Step Four: Learn Some New Cub Scout Leader Basics

Use the Scout Sign.

As loud as you can be, you’re probably not going to be able to get louder than a room full of Cub Scouts, and even if you could, it’s not really a good idea. So don’t try to “Out-Loud” them. Start by teaching the boys what it means – use the Akela story of the wolf, and tell them that the lead wolf raises his ears when he sees food, fun, or danger and that you’re going to raise your “ears” for the same reasons. They’ll respond to that if you explain what it means.

cub scout sign photo

The Cub Scout sign is a lifesaver. Photo by m_sabal

Nobody wants to miss out on fun or food, and they do want you to keep them safe.

So, the next time they get loud and you need their attention, just use your scout sign, and do so silently. Never say the words, “signs up”. It defeats the purpose. Just raise your hand, and give your sign, and wait.
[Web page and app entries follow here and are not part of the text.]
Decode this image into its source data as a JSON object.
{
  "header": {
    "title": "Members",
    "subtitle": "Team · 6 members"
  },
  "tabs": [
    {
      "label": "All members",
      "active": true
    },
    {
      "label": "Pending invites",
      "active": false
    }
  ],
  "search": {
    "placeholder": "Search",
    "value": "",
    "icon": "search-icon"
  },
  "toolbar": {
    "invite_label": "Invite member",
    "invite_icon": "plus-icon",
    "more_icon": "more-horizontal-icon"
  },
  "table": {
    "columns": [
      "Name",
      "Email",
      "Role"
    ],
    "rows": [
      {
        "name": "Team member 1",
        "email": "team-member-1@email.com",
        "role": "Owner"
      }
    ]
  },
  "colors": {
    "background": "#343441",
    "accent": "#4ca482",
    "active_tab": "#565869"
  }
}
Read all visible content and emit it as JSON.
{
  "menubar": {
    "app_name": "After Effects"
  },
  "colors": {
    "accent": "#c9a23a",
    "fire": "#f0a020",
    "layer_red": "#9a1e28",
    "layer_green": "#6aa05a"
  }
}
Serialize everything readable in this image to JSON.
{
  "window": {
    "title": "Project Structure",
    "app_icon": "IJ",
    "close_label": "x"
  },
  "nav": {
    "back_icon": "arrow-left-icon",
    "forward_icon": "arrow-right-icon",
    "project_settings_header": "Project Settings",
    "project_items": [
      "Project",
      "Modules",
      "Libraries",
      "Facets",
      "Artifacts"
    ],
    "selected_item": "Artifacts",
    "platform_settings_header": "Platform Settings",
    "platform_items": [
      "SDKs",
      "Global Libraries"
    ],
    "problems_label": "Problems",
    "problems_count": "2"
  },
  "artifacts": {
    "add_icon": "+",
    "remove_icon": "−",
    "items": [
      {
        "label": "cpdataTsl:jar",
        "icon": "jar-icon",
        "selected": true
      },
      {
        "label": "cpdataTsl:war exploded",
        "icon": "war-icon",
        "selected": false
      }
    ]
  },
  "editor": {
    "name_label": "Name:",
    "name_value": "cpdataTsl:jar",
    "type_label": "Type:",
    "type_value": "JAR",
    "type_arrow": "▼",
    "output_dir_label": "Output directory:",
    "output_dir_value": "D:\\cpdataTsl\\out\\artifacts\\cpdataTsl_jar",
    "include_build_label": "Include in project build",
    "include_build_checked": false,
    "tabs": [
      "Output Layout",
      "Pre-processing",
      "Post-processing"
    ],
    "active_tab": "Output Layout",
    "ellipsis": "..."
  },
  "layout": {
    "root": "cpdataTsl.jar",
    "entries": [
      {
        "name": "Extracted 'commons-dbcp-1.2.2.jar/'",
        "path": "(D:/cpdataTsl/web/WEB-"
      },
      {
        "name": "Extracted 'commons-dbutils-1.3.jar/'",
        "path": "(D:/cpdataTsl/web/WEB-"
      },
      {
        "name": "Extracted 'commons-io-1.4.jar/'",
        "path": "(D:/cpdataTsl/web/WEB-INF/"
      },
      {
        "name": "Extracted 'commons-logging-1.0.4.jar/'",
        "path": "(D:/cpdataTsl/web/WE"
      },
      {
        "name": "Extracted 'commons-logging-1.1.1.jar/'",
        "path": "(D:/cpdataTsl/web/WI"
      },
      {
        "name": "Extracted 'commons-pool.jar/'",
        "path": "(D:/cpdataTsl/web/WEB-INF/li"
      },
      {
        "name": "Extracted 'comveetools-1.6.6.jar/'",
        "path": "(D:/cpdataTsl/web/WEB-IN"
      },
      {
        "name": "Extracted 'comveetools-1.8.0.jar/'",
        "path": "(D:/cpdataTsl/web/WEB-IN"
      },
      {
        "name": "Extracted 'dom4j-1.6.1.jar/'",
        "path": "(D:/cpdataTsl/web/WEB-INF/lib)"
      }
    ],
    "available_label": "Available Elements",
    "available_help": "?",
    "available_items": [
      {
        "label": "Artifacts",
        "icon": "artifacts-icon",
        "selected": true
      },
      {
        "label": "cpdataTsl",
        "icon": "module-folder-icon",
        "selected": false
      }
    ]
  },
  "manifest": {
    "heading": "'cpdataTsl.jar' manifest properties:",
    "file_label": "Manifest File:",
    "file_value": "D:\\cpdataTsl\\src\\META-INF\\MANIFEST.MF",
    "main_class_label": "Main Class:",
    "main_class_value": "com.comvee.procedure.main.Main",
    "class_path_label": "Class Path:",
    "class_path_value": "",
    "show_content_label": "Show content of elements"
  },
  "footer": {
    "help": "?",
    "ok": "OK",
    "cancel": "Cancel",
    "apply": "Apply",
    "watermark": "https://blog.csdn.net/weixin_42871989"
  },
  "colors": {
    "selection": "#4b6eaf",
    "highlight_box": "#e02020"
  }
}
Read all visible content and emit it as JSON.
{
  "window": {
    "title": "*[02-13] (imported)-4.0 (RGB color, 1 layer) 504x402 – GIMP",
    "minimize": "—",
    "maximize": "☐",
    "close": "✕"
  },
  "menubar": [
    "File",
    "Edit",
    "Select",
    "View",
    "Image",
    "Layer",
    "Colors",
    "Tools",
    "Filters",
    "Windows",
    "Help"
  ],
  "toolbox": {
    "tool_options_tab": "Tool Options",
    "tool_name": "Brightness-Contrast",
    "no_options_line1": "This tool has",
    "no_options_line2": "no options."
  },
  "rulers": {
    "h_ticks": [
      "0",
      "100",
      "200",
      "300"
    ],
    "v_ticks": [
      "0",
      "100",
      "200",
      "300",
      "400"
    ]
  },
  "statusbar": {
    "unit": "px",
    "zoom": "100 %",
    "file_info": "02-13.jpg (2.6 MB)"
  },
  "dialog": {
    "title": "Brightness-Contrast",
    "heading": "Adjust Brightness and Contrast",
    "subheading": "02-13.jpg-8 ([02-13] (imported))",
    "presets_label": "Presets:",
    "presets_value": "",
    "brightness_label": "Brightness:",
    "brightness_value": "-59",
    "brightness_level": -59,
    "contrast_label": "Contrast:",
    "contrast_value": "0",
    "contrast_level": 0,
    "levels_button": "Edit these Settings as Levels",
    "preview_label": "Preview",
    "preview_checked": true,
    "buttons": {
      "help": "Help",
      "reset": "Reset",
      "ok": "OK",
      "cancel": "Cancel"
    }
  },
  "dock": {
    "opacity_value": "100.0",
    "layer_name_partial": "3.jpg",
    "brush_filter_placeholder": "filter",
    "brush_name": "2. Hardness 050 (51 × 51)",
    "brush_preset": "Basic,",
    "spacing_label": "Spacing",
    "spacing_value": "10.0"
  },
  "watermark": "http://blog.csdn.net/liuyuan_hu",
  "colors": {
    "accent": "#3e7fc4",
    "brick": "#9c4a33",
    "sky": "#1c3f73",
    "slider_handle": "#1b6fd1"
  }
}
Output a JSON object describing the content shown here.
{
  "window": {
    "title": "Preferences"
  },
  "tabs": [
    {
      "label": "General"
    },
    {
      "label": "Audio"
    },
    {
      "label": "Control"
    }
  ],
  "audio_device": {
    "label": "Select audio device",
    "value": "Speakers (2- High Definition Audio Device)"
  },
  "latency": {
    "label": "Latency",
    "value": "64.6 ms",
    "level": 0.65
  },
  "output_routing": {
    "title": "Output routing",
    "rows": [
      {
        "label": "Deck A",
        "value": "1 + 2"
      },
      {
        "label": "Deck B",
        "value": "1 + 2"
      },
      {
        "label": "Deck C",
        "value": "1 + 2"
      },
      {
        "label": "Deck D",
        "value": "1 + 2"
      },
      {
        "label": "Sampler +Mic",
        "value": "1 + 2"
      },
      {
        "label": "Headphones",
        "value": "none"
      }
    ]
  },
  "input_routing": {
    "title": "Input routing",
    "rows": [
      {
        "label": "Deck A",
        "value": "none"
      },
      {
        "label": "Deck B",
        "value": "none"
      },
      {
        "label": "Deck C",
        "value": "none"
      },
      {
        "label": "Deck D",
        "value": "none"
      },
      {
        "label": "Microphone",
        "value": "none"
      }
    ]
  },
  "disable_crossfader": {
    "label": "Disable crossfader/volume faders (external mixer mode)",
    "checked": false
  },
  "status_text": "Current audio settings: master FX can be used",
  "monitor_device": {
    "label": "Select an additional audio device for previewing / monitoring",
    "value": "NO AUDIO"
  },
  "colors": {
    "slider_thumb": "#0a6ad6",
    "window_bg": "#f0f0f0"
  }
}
It may take a few minutes the first time, but they’ll get better with time if you have discipline and don’t give in to the temptation to get loud yourself. Eventually, they’ll start policing themselves.


Learn Names as Fast as Possible

There’s a power for a new Cub Scout leader in learning the kids’ names. For one thing, it makes them accountable if they’re doing something wrong, but more importantly, it shows that you’re taking an interest. If you need name tags, get name tags. If you need to play team building games, play them.

But get to know the kids in your den. Then get to know them as people. What do they like doing? What makes them laugh? How do they like to learn? What are they good at, and what do they struggle with?

Get to know the parents of the kids in your den. These are potential resources to help you. They’re also potential leaders in the future. As with anything, many hands make light work, and it’s going to be much easier for you to ask for help if you’ve built a relationship with these parents, and much easier for them to say yes if they trust you and like you. You’ll find out what the parents in your den are good at, what they’re interested in, and eventually, you can start using those skills to provide a better program for the kids.


Be Patient

Don’t expect your Tiger Den to act like anything other than 6-year-olds. They’re going to be cute, but also crazy-making. They’re going to have short attention spans, and they’re not going to be emotionally mature. There may be tears if they don’t get their way. They’re going to bump into each other, and maybe you, and the furniture. It’s what 6-year-olds do.

This isn’t to say that you shouldn’t correct this behavior. Just don’t take it personally, and don’t let it drive you nuts. And when they get silly, appreciate it. It’s a good thing.

Meet them at their Level

People tend to talk down to kids, both literally and figuratively. Don’t do either of those things. Don’t speak to them like they’re foolish. They’re not; they’re just small people who haven’t learned what you’ve learned, so speak to them with respect.

And try not to tower over them. If you’re teaching a skill, don’t be afraid to sit on the floor, and look up at them. It changes their perspective and changes the dynamic. It lets them see you as a friend and an equal, rather than someone talking down to them.

Don’t lecture at them. They get enough of that at school. But rather, have conversations with them.


And always Keep it Fun

Have some filler games and activities. Teach them some quick silly songs. Have a smile on your face, and remember that if the boys are having fun, they’ll learn more, and keep coming back to your meetings. And if they’re not having fun, you’re going to lose them.


Most of All, Thank You

It’s people like you, stepping up, giving up your time, and putting in the effort, that we have great programs for our kids. These programs are needed now more than ever. So I thank you for what you’re doing.


Featured Photo by woodleywonderworks

Posted by Mike Cooney in Cub Scouts, Grow Your Group, Scouting, Volunteering